**REQUIRED WORK**
From top to bottom, reproduce the listing without a single change.

'''

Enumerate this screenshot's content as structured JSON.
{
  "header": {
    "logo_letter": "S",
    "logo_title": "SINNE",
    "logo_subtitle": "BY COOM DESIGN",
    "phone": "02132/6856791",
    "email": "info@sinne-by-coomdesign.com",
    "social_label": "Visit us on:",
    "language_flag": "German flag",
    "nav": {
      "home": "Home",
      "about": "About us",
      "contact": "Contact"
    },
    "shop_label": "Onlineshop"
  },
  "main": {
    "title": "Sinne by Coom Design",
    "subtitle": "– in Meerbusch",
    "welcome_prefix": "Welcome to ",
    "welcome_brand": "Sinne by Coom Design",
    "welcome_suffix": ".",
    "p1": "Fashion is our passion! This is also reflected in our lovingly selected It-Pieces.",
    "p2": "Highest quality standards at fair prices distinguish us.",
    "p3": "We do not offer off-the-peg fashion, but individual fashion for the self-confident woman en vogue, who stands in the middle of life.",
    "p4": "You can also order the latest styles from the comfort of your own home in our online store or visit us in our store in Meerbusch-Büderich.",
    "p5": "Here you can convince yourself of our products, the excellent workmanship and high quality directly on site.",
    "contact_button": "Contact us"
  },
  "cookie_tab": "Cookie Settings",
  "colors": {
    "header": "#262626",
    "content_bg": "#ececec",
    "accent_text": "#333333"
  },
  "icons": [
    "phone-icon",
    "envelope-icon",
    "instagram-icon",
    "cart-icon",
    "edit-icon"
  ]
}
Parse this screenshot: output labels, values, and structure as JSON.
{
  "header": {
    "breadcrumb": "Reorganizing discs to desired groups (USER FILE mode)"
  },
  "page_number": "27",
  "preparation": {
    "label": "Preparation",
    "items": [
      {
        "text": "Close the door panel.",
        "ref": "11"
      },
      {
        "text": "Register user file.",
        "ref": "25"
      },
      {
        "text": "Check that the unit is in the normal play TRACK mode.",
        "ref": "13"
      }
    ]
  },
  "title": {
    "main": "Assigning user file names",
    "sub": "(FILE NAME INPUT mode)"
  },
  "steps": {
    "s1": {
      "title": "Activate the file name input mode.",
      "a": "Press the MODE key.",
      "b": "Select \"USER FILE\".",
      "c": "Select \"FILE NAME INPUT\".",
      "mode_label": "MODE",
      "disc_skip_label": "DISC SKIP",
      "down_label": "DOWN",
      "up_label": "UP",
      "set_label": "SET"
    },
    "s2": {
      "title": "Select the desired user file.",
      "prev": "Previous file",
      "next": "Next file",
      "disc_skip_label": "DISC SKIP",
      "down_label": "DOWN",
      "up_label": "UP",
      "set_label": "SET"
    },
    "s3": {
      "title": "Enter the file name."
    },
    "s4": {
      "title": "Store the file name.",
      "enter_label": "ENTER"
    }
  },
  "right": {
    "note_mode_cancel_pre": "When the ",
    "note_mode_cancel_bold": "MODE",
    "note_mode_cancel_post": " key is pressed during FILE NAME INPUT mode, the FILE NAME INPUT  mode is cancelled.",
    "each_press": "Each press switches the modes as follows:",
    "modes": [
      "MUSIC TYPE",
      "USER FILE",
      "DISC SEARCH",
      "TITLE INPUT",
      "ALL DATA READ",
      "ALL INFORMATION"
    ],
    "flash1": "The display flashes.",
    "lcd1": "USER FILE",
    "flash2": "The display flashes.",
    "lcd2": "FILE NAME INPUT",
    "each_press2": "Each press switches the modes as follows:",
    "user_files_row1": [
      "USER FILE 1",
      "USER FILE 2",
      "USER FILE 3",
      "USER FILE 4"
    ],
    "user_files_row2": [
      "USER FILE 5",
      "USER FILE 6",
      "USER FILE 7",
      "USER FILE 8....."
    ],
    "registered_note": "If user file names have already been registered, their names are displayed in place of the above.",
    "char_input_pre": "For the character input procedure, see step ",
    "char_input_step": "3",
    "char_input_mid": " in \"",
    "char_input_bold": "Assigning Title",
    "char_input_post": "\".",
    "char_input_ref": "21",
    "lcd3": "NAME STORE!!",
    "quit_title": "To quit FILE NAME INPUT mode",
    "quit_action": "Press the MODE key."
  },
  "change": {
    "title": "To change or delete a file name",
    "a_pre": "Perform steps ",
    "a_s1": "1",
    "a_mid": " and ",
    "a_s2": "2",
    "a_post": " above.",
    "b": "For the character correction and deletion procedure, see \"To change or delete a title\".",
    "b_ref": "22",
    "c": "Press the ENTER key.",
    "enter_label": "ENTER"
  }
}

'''

**TASK SOLUTION**
Enumerate this screenshot's content as structured JSON.
{
  "header": {
    "logo_letter": "S",
    "logo_title": "SINNE",
    "logo_subtitle": "BY COOM DESIGN",
    "phone": "02132/6856791",
    "email": "info@sinne-by-coomdesign.com",
    "social_label": "Visit us on:",
    "language_flag": "German flag",
    "nav": {
      "home": "Home",
      "about": "About us",
      "contact": "Contact"
    },
    "shop_label": "Onlineshop"
  },
  "main": {
    "title": "Sinne by Coom Design",
    "subtitle": "– in Meerbusch",
    "welcome_prefix": "Welcome to ",
    "welcome_brand": "Sinne by Coom Design",
    "welcome_suffix": ".",
    "p1": "Fashion is our passion! This is also reflected in our lovingly selected It-Pieces.",
    "p2": "Highest quality standards at fair prices distinguish us.",
    "p3": "We do not offer off-the-peg fashion, but individual fashion for the self-confident woman en vogue, who stands in the middle of life.",
    "p4": "You can also order the latest styles from the comfort of your own home in our online store or visit us in our store in Meerbusch-Büderich.",
    "p5": "Here you can convince yourself of our products, the excellent workmanship and high quality directly on site.",
    "contact_button": "Contact us"
  },
  "cookie_tab": "Cookie Settings",
  "colors": {
    "header": "#262626",
    "content_bg": "#ececec",
    "accent_text": "#333333"
  },
  "icons": [
    "phone-icon",
    "envelope-icon",
    "instagram-icon",
    "cart-icon",
    "edit-icon"
  ]
}
Parse this screenshot: output labels, values, and structure as JSON.
{
  "header": {
    "breadcrumb": "Reorganizing discs to desired groups (USER FILE mode)"
  },
  "page_number": "27",
  "preparation": {
    "label": "Preparation",
    "items": [
      {
        "text": "Close the door panel.",
        "ref": "11"
      },
      {
        "text": "Register user file.",
        "ref": "25"
      },
      {
        "text": "Check that the unit is in the normal play TRACK mode.",
        "ref": "13"
      }
    ]
  },
  "title": {
    "main": "Assigning user file names",
    "sub": "(FILE NAME INPUT mode)"
  },
  "steps": {
    "s1": {
      "title": "Activate the file name input mode.",
      "a": "Press the MODE key.",
      "b": "Select \"USER FILE\".",
      "c": "Select \"FILE NAME INPUT\".",
      "mode_label": "MODE",
      "disc_skip_label": "DISC SKIP",
      "down_label": "DOWN",
      "up_label": "UP",
      "set_label": "SET"
    },
    "s2": {
      "title": "Select the desired user file.",
      "prev": "Previous file",
      "next": "Next file",
      "disc_skip_label": "DISC SKIP",
      "down_label": "DOWN",
      "up_label": "UP",
      "set_label": "SET"
    },
    "s3": {
      "title": "Enter the file name."
    },
    "s4": {
      "title": "Store the file name.",
      "enter_label": "ENTER"
    }
  },
  "right": {
    "note_mode_cancel_pre": "When the ",
    "note_mode_cancel_bold": "MODE",
    "note_mode_cancel_post": " key is pressed during FILE NAME INPUT mode, the FILE NAME INPUT  mode is cancelled.",
    "each_press": "Each press switches the modes as follows:",
    "modes": [
      "MUSIC TYPE",
      "USER FILE",
      "DISC SEARCH",
      "TITLE INPUT",
      "ALL DATA READ",
      "ALL INFORMATION"
    ],
    "flash1": "The display flashes.",
    "lcd1": "USER FILE",
    "flash2": "The display flashes.",
    "lcd2": "FILE NAME INPUT",
    "each_press2": "Each press switches the modes as follows:",
    "user_files_row1": [
      "USER FILE 1",
      "USER FILE 2",
      "USER FILE 3",
      "USER FILE 4"
    ],
    "user_files_row2": [
      "USER FILE 5",
      "USER FILE 6",
      "USER FILE 7",
      "USER FILE 8....."
    ],
    "registered_note": "If user file names have already been registered, their names are displayed in place of the above.",
    "char_input_pre": "For the character input procedure, see step ",
    "char_input_step": "3",
    "char_input_mid": " in \"",
    "char_input_bold": "Assigning Title",
    "char_input_post": "\".",
    "char_input_ref": "21",
    "lcd3": "NAME STORE!!",
    "quit_title": "To quit FILE NAME INPUT mode",
    "quit_action": "Press the MODE key."
  },
  "change": {
    "title": "To change or delete a file name",
    "a_pre": "Perform steps ",
    "a_s1": "1",
    "a_mid": " and ",
    "a_s2": "2",
    "a_post": " above.",
    "b": "For the character correction and deletion procedure, see \"To change or delete a title\".",
    "b_ref": "22",
    "c": "Press the ENTER key.",
    "enter_label": "ENTER"
  }
}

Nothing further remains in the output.